In fact, Rubchinskiy’s Fall/Winter 2017 show exemplifies one of the most beautiful powers of fashion: Its ability to unite. Regardless of what you make of the truly polarizing media coverage of U.S. relations with Russia, particularly in light of the recent Presidential election, his show’s site – and his brand, in general – is worth celebrating.
Instead of randomly looking to a far-flung place to glamorize or profit from its culture as brands have been well-known to do (often referring to the "cultural richness” of said place as a politically correct cover), Rubchinskiy has been nothing if not consistent and authentic in his work. His designs – which are undeniably putting Russia on the map as the home to budding design talent – shine a light on Russian youths, the ones that, like Gosha, came of age in Russia, “in a country undergoing huge political, economical and cultural change after dissolution of the USSR in 1991,” he says.
As HighSnobiety noted some time ago, “Alongside his collections, Gosha’s photography – as seen in his 2012 book Transfiguration, limited sets of prints or on Instagram – shines a light on a part of Russia that we rarely see in the West. Avoiding the clichés of fallen communism and vulgar luxury that taint most people’s preconceptions of the country, Gosha’s Russia is a place of thriving subcultures and unusual-yet-familiar aesthetics. The country’s youths clearly love skating and sportswear – but their look is quintessentially Russian, with socks tucked into tracksuits and shoelaces used for belts.”
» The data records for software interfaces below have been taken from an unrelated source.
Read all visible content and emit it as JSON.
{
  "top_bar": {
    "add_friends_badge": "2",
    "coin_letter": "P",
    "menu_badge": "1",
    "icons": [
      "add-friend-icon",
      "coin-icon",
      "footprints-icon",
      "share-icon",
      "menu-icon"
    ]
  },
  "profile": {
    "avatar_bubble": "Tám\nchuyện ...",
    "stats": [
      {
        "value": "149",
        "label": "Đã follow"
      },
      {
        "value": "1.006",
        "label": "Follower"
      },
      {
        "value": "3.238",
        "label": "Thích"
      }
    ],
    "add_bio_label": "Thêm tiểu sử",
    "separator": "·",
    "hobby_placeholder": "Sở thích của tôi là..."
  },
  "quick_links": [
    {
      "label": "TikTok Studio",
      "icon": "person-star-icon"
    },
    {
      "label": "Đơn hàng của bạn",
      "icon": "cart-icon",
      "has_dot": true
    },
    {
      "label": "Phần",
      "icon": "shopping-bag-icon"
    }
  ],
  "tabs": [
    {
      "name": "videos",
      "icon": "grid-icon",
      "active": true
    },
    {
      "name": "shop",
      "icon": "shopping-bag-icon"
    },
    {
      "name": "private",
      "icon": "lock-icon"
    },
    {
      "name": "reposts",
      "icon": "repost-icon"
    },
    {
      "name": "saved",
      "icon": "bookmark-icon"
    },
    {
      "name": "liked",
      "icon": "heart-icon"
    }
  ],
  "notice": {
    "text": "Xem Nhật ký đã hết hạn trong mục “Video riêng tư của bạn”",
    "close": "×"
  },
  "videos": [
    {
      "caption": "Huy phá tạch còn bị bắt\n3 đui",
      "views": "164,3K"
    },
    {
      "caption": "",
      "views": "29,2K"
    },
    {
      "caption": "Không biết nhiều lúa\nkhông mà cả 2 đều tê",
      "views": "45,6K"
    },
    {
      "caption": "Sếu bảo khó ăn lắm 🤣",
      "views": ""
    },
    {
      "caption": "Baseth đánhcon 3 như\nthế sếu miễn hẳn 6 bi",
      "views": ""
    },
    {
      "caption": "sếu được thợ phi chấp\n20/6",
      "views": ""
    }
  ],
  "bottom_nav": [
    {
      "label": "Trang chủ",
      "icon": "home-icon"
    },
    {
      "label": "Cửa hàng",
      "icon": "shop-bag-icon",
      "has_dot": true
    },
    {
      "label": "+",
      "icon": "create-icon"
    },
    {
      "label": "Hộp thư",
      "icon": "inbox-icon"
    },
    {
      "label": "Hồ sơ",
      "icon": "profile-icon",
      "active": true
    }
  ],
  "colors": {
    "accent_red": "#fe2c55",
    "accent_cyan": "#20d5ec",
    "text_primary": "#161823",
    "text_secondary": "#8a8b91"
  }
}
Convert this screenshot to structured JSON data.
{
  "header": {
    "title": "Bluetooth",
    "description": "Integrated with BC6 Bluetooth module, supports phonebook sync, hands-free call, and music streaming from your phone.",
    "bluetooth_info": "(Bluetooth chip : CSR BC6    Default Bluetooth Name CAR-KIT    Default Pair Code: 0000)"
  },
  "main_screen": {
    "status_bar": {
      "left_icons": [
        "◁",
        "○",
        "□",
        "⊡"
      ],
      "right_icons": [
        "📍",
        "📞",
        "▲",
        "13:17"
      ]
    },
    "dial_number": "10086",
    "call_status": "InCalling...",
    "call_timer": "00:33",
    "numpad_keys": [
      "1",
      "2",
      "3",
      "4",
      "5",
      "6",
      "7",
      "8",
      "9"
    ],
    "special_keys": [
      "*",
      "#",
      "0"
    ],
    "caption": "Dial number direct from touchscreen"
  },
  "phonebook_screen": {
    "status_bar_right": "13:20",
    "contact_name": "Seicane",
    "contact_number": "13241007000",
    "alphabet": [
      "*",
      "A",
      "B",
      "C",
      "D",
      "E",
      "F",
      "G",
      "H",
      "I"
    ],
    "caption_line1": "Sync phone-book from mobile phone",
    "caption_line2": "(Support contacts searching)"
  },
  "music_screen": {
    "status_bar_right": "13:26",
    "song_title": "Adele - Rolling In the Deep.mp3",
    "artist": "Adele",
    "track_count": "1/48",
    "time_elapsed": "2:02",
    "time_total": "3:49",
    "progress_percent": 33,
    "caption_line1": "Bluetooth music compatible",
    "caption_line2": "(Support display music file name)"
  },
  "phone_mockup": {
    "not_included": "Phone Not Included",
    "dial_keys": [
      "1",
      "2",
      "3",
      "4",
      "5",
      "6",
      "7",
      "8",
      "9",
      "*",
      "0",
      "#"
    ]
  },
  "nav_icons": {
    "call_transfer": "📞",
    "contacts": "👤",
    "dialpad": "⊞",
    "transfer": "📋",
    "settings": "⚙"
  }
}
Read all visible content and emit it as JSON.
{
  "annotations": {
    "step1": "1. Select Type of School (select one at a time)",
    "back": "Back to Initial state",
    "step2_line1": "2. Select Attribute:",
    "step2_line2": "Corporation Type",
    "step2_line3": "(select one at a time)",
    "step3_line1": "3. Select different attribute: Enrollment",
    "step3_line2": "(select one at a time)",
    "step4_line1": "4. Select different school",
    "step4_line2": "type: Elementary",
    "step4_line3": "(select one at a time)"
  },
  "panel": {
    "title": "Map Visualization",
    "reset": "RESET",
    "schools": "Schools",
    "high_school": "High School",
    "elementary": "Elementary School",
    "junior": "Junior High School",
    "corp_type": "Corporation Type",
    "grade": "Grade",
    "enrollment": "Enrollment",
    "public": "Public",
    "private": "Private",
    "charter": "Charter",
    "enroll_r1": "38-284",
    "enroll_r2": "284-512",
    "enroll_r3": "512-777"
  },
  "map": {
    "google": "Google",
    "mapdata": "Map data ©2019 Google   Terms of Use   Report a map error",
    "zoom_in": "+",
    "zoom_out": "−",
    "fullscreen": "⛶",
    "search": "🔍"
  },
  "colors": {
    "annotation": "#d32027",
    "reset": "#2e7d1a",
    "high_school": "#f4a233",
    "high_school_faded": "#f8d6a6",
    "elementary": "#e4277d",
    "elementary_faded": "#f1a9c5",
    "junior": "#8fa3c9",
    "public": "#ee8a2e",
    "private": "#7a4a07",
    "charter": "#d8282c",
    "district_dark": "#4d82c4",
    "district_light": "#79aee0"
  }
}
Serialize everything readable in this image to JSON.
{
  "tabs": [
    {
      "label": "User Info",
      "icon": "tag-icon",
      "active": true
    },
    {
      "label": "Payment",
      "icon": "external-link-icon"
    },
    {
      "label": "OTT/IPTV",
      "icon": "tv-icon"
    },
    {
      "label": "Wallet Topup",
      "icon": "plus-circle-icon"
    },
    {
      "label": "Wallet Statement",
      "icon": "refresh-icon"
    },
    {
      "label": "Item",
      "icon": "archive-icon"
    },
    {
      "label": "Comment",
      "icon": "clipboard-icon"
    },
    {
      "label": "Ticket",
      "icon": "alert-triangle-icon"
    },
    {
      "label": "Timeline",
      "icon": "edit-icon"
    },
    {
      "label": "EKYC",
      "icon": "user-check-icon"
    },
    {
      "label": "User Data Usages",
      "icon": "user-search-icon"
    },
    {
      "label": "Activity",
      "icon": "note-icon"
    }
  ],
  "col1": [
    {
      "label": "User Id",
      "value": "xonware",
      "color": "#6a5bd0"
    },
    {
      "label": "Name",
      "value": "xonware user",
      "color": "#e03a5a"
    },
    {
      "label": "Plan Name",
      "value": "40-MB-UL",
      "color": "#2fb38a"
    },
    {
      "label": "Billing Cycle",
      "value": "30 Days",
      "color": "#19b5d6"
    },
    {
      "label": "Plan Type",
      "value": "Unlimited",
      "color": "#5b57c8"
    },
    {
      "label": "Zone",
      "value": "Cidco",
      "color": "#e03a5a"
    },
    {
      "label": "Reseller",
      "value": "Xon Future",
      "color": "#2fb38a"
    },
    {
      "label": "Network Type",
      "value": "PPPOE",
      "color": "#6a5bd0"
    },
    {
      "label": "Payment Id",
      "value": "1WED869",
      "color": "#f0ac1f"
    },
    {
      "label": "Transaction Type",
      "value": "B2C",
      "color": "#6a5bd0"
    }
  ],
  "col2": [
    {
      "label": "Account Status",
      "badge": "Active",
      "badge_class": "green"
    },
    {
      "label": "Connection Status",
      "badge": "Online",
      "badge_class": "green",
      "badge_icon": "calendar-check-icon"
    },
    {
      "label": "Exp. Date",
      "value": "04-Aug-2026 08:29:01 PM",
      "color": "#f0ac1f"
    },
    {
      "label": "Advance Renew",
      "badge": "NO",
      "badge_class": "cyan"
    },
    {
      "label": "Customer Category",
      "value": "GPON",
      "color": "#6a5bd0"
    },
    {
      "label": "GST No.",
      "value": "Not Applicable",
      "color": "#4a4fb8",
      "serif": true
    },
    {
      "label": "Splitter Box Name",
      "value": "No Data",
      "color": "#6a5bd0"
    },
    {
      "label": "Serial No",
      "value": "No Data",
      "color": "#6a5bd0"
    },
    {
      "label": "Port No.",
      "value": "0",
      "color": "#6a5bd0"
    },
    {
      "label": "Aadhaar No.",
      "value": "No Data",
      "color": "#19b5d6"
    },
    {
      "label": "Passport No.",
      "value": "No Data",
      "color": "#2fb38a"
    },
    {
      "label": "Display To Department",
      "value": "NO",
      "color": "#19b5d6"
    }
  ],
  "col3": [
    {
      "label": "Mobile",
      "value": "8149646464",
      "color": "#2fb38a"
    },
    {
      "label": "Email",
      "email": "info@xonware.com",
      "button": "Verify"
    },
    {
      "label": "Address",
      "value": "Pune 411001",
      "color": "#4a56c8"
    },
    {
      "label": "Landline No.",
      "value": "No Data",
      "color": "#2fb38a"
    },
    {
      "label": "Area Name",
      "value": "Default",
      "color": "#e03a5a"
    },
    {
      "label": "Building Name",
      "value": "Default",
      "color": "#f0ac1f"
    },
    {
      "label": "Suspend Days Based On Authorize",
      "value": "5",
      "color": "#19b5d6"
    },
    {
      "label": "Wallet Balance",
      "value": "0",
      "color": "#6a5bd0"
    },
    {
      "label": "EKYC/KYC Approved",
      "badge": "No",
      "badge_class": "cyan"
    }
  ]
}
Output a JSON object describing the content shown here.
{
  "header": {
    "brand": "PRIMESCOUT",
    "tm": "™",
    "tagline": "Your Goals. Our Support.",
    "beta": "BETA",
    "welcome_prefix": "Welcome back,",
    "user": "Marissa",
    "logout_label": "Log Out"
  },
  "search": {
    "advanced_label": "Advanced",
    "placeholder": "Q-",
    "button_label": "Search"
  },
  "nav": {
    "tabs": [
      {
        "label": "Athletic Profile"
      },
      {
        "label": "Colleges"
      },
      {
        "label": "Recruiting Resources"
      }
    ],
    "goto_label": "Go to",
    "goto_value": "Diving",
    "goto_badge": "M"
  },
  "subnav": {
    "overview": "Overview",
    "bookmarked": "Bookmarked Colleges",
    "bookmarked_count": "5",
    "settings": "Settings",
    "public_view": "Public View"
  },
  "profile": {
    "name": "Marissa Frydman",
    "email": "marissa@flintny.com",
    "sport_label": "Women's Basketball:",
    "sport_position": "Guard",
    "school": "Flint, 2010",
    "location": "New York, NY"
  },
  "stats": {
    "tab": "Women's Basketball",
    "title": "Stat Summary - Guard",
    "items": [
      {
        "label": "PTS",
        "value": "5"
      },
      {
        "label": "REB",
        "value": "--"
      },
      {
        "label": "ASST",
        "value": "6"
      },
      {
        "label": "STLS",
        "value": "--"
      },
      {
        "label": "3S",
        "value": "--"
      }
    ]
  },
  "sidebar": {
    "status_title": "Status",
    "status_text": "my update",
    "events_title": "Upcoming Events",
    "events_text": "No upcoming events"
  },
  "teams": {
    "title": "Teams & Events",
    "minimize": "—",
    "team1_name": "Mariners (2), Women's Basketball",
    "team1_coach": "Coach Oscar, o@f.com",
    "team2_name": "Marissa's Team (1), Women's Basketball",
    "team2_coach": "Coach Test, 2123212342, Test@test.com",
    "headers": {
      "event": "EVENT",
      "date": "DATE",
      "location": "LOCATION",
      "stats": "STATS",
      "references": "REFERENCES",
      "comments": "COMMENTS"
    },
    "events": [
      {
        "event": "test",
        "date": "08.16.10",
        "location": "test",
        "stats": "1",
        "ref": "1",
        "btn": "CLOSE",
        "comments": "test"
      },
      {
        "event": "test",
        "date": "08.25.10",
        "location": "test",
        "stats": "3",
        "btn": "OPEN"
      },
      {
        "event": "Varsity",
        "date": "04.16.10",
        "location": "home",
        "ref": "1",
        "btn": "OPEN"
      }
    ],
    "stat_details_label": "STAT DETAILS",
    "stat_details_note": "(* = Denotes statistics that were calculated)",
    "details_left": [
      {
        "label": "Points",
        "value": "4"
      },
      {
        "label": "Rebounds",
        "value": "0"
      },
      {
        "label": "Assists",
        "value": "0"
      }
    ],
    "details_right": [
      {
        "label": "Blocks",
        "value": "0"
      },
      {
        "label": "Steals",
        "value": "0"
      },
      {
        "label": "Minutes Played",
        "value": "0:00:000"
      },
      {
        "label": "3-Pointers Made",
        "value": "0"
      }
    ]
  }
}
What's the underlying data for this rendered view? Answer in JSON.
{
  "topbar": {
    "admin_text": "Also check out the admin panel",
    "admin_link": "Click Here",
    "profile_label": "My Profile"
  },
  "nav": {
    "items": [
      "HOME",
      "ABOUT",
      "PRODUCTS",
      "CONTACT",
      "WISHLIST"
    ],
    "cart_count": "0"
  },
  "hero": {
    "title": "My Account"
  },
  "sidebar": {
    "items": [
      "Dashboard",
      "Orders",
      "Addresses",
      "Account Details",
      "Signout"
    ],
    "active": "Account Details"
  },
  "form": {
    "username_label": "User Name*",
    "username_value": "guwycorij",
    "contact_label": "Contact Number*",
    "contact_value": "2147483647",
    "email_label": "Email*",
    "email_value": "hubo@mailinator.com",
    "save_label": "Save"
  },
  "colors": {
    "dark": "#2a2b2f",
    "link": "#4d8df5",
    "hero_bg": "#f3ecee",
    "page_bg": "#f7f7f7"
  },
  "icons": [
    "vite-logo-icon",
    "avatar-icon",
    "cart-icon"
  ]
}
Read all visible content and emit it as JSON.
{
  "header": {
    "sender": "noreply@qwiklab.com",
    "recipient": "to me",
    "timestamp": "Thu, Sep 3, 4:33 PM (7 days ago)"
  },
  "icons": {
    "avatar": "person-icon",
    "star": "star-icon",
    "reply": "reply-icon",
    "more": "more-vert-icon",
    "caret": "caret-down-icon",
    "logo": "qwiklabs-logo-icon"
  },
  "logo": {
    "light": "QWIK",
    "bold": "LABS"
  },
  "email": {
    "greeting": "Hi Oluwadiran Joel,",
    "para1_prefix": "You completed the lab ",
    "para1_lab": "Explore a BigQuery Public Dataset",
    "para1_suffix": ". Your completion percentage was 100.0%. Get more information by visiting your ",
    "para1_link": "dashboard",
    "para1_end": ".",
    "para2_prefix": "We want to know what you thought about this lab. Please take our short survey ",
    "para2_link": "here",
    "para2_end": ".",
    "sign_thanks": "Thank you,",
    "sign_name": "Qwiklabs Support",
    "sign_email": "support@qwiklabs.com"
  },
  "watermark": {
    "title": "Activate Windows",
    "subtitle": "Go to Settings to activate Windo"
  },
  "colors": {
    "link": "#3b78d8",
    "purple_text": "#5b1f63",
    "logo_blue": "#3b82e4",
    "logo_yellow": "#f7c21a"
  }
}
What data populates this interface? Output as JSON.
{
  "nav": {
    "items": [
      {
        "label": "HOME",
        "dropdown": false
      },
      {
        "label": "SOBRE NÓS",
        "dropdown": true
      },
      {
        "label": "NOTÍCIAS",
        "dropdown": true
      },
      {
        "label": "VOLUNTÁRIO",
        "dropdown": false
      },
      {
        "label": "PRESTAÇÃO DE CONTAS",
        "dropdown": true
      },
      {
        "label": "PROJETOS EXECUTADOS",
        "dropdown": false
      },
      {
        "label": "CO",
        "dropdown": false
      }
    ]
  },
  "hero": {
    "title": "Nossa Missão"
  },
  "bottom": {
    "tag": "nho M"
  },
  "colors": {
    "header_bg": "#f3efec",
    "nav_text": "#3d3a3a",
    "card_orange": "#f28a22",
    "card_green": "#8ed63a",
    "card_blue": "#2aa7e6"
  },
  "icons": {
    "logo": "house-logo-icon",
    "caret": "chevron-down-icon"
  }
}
And as Rubchinskiy, himself, has stated, these are the same youths as anywhere else, despite Russia’s complicated past. “This new generation does the same things as youth from around the world. They are the same guys who Hedi Slimane photographs in California. But with us, they just call it ‘Post-Soviet Youth.’ I hate tags and I hate borders.”
On Thursday, Rubchinskiy surpassed a border, so to speak. In light of the state of the media and the seemingly endless stream of propaganda, this 30-year old creative drew journalists and fashion industry insiders from all over the world to him – in Russia – as a result of his vision and his talent. This is a valuable thing for fashion and for the world, as Rubchinskiy is allowing Russia to communicate with the world culturally despite the inner workings of its political leaders and the ongoing political strife. He is bringing individuals to Russian because the work he is putting forth is worth seeing. He is making Russian culture accessible to the world in a positive way.
Celebrating the arts coming out of Russia, independent of government and state message, and using fashion to bypass politics seems to be part of Rubchinskiy’s goal. Speaking to 032c magazine last year, he said: “All the fights in the press where people are divided into ‘us’ and ‘them’ are just bullshit. But on the other hand, there is a great international unity of young people. I think young people don’t give a shit about politics. They don’t listen. They don’t believe in it … I’m sick of politicians’ faces. Nobody knows what they fight about. But I feel a great energy that comes from youth all over the world. Old people can keep making wars for money, but we’ll grow up and change the world. I hope.”